“The proposed bill is dangerous to adolescents who seek or have started gender affirming treatment,” Mihalopoulos said.
In response to a question from lawmakers, she said genital sex change surgeries aren’t happening on youth under 18 in Utah. Sometimes, those under age 18 are given mastectomies.
Others who opposed the bill urged lawmakers not to interfere with doctors and parents.
“The crisis that’s being made here, I fail to grasp, because there is no real crisis. The bottom line is that politicians should not be stepping into medical decision of parents and their doctors,” said Dr. Candice Metzler, executive director for Transgender Education Advocates of Utah.
Troy Williams, executive director of Equality Utah, said the bill was drafted without collaboration with those it impacts in the LGBTQ community.
“Message bills are never genuine collaboration with stakeholders. They don’t seek solutions by bringing people together, they only incite the ongoing culture wars,” Williams said.
He said the bill seeks to say that transgender kids don’t exist.
“But they do exist, and they are my heroes,” Williams said.
Kody Valera, a transgender man, said many transgender people suffer from instability, and kids are too young to make the decision to change their sex.
“We have kids growing up and they’re being told by media, by social media and by therapists who have a bias toward the LGBT community that they need to be trans,” Valera said.
“Let kids be kids. ... We need to let these kids to grow up. We need to allow them to experience life,” and then make that decision when they’re 18, Valera said.
Erin Brewer said she once believed herself to be a “trans kid.” She explained that she believed she was a boy because she had been sexually abused. If she had been urged to get gender reassignment treatment, she says her true issues wouldn’t have been addressed.
Billy Burleigh, who used to be transgender, said he also believed as a child that he was supposed to be a girl.
“The therapy I received wasn’t helpful, but I was told that if I went down the road of transition that I would be happy, and boy did I want to find happiness because I was miserable,” Burleigh said.
He says he started taking estrogen and testosterone blockers. He later underwent gender transition surgeries as an adult, which ended in medical problems. He said that “no matter how many” surgeries he had, he still saw a man looking back at him in the mirror.
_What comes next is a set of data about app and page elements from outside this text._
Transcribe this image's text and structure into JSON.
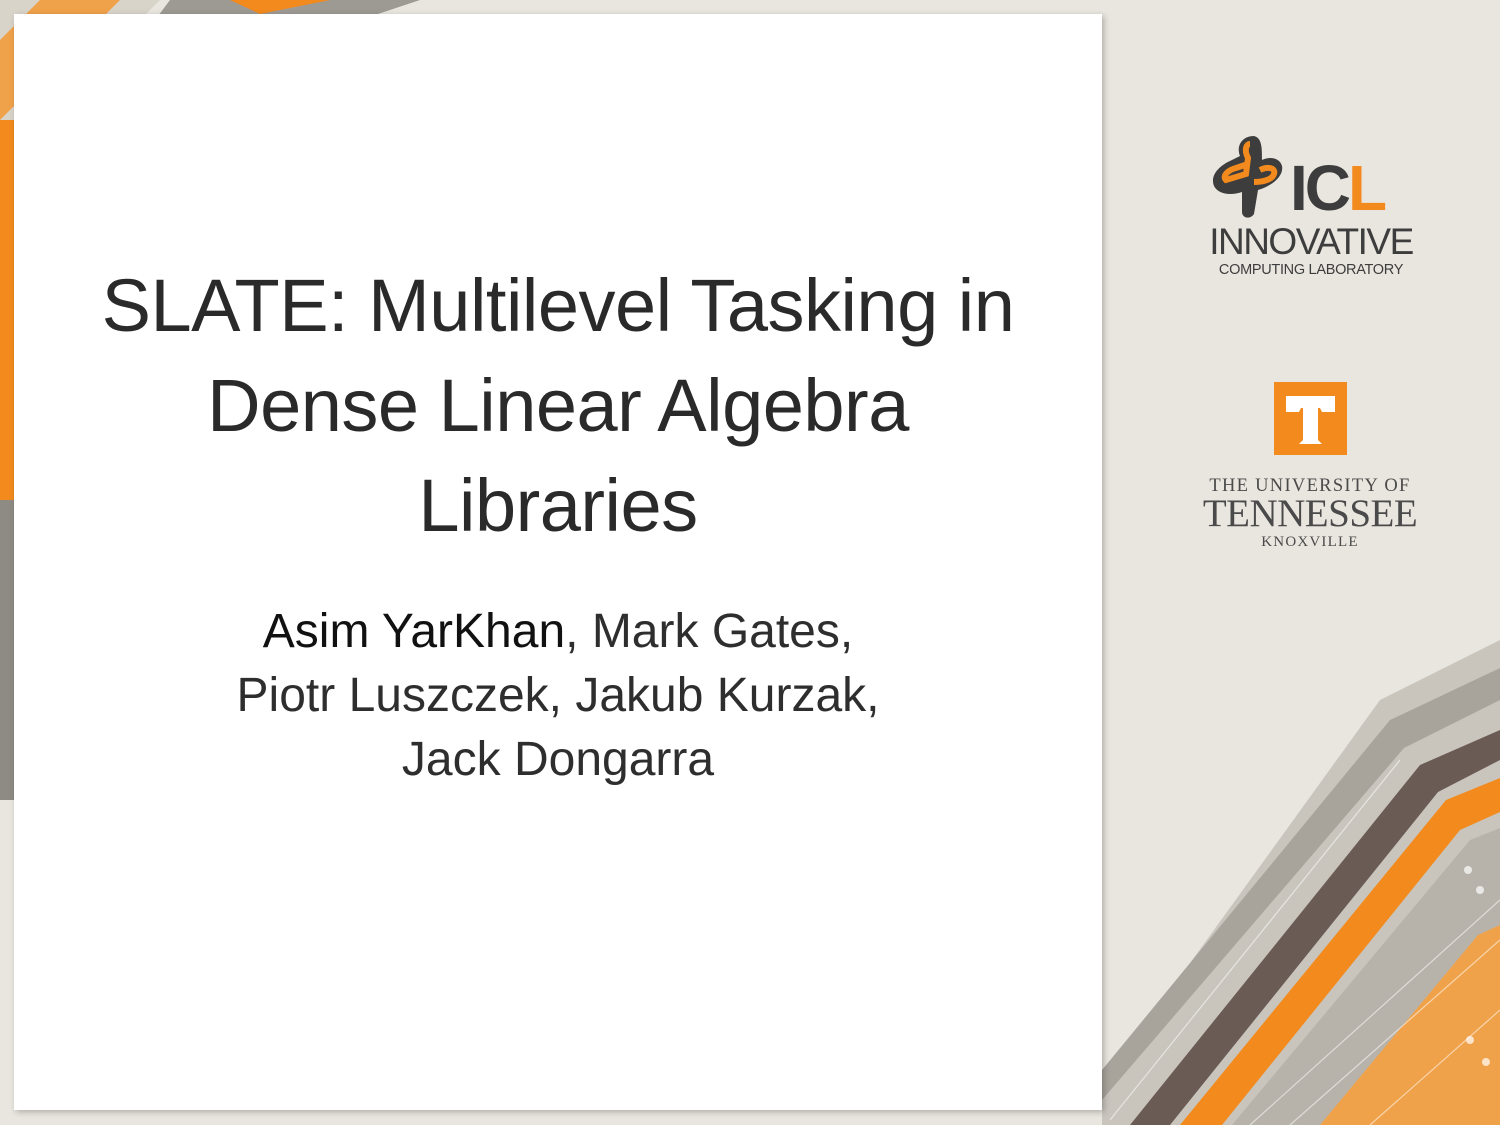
{
  "slide": {
    "title_lines": [
      "SLATE: Multilevel Tasking in",
      "Dense Linear Algebra",
      "Libraries"
    ],
    "authors": {
      "presenter": "Asim YarKhan",
      "line1_rest": ", Mark Gates,",
      "line2": "Piotr Luszczek, Jakub Kurzak,",
      "line3": "Jack Dongarra"
    }
  },
  "logos": {
    "icl": {
      "letters_dark": "IC",
      "letters_orange": "L",
      "name": "INNOVATIVE",
      "subname": "COMPUTING LABORATORY"
    },
    "ut": {
      "icon": "ut-t-icon",
      "line1": "THE UNIVERSITY OF",
      "line2": "TENNESSEE",
      "line3": "KNOXVILLE"
    }
  },
  "colors": {
    "accent_orange": "#f28a1d",
    "logo_gray": "#3d3d3d",
    "text_dark": "#2a2a2a"
  }
}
“After seven years of presenting myself as female, I decided to transition again back to male,” Burleigh said, pleading with lawmakers to “please help kids like me.”
But Maryann Martindale, Utah Academy of Family Physicians, said the bill will exacerbate the risk to kids experiencing gender dysphoria.
“We oppose any legislation that would seek to come between the sanctity of a doctor and their patients,” Martindale said.
After the hearing, Rep. Robert Spendlove, R-Sandy, said he is concerned about the process the bill went through to get to the hearing and requested it to be returned to the rules committee to “flesh out problems.”
The majority of lawmakers on the House committee agreed. That means a revised version of the bill could potentially get another hearing.